Create Date Alignment for Different Employees
Choosing the right payment dates can make a huge difference when trying to streamline your payroll calendar. It allows payroll processors and accounting staff to do batch work with a more efficient workflow. This streamlined approach can also save you time and money in processing fees.
The challenge is that many businesses have a variety of employees with different work and payment structures. For example, one company could have monthly salaried employees, bi-weekly hourly employees, and contracted employees working on a retainer.
Ensuring the payment dates are aligned is a quick, efficient way to use a payroll calendar to streamline your business. Just ensure your payment frequencies are compliant with state regulations. Again, using payroll software can help with this issue.
Clarify the Holidays
It's important to understand what is expected in terms of holiday and statutory pay for your business and employees. There are a lot of variables to consider. While compensation is required for some holidays, it isn't on others. Additionally, hourly employees might receive different compensation, depending on their schedules and terms. Furthermore, some businesses choose to pay on typically unpaid holidays as a business perk.
Take the time to clarify which holidays are paid, which are unpaid, and which have special considerations.
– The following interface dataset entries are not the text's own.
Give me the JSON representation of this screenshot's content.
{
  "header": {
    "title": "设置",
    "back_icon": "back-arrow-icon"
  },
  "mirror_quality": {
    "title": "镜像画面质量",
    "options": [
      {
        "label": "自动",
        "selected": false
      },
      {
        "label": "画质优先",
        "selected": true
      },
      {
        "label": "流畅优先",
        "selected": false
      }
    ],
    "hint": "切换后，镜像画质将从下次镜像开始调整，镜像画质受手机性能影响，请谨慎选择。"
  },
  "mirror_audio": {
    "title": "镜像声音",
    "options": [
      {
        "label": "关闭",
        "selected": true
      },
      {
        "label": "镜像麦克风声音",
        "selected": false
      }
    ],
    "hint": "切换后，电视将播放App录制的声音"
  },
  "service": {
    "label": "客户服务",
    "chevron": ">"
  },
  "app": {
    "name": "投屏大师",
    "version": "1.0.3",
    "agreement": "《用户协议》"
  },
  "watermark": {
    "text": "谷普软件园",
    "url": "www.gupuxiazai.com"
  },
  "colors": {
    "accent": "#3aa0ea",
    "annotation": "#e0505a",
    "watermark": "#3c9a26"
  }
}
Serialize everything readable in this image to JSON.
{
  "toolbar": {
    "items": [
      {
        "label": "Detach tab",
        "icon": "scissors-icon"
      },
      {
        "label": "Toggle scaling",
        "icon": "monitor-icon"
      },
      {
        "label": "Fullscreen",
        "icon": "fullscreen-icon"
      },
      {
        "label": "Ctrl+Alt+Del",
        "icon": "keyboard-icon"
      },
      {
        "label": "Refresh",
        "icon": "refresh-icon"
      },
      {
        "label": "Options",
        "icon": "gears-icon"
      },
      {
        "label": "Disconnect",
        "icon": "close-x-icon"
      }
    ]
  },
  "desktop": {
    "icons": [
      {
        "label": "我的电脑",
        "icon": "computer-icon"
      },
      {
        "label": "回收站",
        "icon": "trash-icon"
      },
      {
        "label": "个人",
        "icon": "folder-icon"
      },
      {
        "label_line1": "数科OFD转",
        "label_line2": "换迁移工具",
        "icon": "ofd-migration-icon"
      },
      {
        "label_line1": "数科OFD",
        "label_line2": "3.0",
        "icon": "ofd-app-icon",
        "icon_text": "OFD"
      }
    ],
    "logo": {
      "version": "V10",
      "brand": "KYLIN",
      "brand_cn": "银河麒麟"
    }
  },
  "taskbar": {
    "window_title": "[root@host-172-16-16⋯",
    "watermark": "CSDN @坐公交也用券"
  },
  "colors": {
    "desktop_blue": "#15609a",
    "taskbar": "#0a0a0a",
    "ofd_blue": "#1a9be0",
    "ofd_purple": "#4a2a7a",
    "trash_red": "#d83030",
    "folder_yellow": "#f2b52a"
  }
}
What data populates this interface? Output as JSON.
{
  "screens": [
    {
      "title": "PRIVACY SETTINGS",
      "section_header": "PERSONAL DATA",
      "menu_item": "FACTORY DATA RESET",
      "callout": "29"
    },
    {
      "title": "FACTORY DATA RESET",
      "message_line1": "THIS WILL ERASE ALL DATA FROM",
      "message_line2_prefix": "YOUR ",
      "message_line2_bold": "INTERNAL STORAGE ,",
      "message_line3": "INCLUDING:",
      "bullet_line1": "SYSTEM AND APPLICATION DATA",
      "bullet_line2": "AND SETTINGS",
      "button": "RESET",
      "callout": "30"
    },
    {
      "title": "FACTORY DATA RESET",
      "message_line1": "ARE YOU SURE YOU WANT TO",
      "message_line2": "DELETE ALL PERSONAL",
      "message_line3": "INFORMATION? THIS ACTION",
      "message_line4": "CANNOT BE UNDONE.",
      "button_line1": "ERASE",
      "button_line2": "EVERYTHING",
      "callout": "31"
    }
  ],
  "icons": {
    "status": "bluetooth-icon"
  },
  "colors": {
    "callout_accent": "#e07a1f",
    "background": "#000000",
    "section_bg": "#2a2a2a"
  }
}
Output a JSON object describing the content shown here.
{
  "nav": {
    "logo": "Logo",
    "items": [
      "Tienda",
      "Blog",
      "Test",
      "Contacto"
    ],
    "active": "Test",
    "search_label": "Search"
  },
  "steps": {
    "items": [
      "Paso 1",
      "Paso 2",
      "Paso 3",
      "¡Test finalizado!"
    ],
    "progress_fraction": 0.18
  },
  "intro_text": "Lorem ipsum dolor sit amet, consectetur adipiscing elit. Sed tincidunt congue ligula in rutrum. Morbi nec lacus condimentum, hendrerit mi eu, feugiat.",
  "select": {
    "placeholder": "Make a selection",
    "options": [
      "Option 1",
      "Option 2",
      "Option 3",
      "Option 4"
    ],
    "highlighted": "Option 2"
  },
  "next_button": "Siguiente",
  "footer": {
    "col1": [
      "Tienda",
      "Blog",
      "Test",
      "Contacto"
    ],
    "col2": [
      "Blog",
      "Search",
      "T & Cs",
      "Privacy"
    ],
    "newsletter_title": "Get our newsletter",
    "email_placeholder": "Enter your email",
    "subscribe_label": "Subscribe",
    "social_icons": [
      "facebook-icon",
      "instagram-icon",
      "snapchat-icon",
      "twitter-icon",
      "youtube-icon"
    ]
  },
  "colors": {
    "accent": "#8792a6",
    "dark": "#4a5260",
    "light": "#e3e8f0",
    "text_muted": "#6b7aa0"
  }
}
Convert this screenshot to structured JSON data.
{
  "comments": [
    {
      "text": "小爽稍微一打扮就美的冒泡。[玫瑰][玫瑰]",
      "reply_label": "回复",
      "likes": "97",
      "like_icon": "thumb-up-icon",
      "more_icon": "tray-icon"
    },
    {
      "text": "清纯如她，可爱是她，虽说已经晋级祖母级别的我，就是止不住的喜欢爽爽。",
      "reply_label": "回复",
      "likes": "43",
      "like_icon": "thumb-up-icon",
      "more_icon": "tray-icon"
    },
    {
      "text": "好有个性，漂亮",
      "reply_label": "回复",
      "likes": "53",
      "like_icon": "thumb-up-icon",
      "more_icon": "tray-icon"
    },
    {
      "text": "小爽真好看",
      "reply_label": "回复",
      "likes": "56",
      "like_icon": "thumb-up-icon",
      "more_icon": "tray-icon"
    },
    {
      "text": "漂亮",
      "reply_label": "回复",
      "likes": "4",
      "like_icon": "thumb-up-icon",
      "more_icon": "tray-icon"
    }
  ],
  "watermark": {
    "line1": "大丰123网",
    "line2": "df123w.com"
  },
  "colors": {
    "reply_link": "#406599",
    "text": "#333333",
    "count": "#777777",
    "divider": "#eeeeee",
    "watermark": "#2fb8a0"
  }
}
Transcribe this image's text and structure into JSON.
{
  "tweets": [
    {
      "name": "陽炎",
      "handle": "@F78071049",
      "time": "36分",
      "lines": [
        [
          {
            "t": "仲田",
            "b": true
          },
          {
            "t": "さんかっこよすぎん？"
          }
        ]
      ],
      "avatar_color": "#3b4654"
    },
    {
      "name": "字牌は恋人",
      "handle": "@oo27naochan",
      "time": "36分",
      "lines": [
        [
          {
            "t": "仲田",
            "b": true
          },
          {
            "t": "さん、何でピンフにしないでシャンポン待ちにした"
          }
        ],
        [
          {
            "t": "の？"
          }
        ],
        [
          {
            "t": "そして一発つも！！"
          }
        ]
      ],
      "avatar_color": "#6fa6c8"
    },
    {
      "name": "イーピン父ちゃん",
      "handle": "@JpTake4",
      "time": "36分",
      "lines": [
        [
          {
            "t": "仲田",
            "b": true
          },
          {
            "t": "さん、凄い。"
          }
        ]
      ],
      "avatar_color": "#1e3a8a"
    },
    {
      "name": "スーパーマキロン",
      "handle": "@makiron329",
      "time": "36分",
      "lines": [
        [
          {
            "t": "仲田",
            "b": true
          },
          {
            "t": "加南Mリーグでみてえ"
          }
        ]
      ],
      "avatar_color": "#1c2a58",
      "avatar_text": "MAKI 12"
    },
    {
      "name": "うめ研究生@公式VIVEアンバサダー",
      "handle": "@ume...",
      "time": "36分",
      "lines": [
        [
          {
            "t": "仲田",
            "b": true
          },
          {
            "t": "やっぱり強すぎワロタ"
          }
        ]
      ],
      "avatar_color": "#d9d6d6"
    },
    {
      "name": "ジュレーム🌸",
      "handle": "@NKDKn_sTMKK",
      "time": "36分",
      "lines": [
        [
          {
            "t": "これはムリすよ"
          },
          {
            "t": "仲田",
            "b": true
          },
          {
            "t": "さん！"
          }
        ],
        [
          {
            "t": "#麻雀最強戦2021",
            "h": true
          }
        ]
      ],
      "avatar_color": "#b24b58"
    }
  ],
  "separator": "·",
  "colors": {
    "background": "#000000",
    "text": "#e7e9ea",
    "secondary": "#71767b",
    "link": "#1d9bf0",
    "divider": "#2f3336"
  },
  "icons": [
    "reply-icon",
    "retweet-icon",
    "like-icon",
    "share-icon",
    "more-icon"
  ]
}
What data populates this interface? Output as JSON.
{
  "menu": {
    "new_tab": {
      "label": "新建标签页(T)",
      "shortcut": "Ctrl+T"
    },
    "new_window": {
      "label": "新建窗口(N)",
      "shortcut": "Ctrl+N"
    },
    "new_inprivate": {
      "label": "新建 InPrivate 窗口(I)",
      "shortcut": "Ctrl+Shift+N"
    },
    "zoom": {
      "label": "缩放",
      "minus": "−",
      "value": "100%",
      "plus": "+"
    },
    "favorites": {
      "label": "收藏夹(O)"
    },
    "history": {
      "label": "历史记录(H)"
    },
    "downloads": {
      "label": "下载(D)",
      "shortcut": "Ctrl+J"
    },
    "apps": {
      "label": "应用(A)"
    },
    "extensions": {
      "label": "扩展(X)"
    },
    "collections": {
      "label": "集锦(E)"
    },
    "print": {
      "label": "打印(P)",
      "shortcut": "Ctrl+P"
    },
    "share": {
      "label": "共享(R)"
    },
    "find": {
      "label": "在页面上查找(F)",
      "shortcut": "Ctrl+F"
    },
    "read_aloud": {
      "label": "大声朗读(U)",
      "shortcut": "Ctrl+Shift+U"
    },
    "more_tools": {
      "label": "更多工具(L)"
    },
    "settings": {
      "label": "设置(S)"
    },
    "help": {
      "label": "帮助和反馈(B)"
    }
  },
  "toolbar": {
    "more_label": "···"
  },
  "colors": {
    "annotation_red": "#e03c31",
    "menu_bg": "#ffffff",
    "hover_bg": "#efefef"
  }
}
Highlight these holidays on your payroll calendar with different labels or color themes to ensure you are prepared for variations.
Outline the Process and Corresponding Deadlines
Payday isn't the only important thing to highlight on a payroll calendar. You'll also need to highlight the different deadlines leading to payday. For example, employees might have to submit their timesheets four days before payday. Additionally, business owners may need to process payroll three days ahead of payday to ensure everything goes through.
The key dates and deadlines will vary from business to business, based on the software and payment structure you use. Outlining these key considerations on a payroll calendar will make it easier to create standard business processes and make payroll processing routine.
Another critical component of your payroll calendar will be the tax deadlines that are relevant to your business. Depending on your business size and structure, you may have various tax deadlines throughout the year. Missing these deadlines can cost the company a great deal of time and money.
Finally, be sure to clarify payroll dates with employees and ensure they know what's expected of them. Manage their expectations and clearly outline their responsibilities, so that they understand what happens if they fail to submit their time sheets by the deadline. Using payroll software can help centralize important information (like time sheets) and send helpful automated reminders to you and your staff.
With these five tips, you can create a useful payroll calendar to keep your core business processes on track.